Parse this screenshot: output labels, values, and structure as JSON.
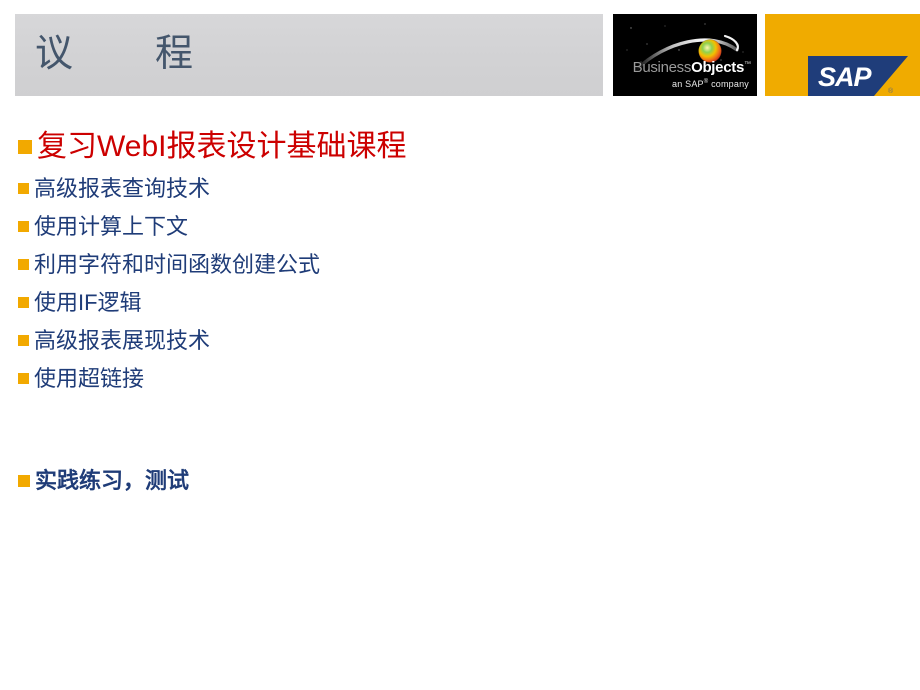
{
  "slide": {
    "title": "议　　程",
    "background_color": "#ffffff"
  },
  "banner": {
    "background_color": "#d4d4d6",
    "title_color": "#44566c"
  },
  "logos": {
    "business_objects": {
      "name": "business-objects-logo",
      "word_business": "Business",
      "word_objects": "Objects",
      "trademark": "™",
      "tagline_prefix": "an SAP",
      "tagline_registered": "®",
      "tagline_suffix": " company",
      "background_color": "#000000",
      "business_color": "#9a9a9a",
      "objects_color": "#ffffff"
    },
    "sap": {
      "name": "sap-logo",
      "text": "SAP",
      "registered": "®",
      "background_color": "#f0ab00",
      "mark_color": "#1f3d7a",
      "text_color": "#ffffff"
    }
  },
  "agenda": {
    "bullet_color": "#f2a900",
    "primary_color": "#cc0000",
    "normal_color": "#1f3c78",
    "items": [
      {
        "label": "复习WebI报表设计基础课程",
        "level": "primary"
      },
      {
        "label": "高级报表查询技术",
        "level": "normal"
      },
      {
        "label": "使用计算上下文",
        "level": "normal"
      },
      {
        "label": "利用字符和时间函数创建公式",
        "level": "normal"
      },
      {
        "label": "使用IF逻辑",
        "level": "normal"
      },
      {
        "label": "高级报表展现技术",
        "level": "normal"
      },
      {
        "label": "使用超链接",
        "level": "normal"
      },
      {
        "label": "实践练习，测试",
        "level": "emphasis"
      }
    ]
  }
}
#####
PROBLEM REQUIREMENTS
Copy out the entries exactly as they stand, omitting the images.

RESULT
Parse this screenshot: output labels, values, and structure as JSON.
{
  "slide": {
    "title": "议　　程",
    "background_color": "#ffffff"
  },
  "banner": {
    "background_color": "#d4d4d6",
    "title_color": "#44566c"
  },
  "logos": {
    "business_objects": {
      "name": "business-objects-logo",
      "word_business": "Business",
      "word_objects": "Objects",
      "trademark": "™",
      "tagline_prefix": "an SAP",
      "tagline_registered": "®",
      "tagline_suffix": " company",
      "background_color": "#000000",
      "business_color": "#9a9a9a",
      "objects_color": "#ffffff"
    },
    "sap": {
      "name": "sap-logo",
      "text": "SAP",
      "registered": "®",
      "background_color": "#f0ab00",
      "mark_color": "#1f3d7a",
      "text_color": "#ffffff"
    }
  },
  "agenda": {
    "bullet_color": "#f2a900",
    "primary_color": "#cc0000",
    "normal_color": "#1f3c78",
    "items": [
      {
        "label": "复习WebI报表设计基础课程",
        "level": "primary"
      },
      {
        "label": "高级报表查询技术",
        "level": "normal"
      },
      {
        "label": "使用计算上下文",
        "level": "normal"
      },
      {
        "label": "利用字符和时间函数创建公式",
        "level": "normal"
      },
      {
        "label": "使用IF逻辑",
        "level": "normal"
      },
      {
        "label": "高级报表展现技术",
        "level": "normal"
      },
      {
        "label": "使用超链接",
        "level": "normal"
      },
      {
        "label": "实践练习，测试",
        "level": "emphasis"
      }
    ]
  }
}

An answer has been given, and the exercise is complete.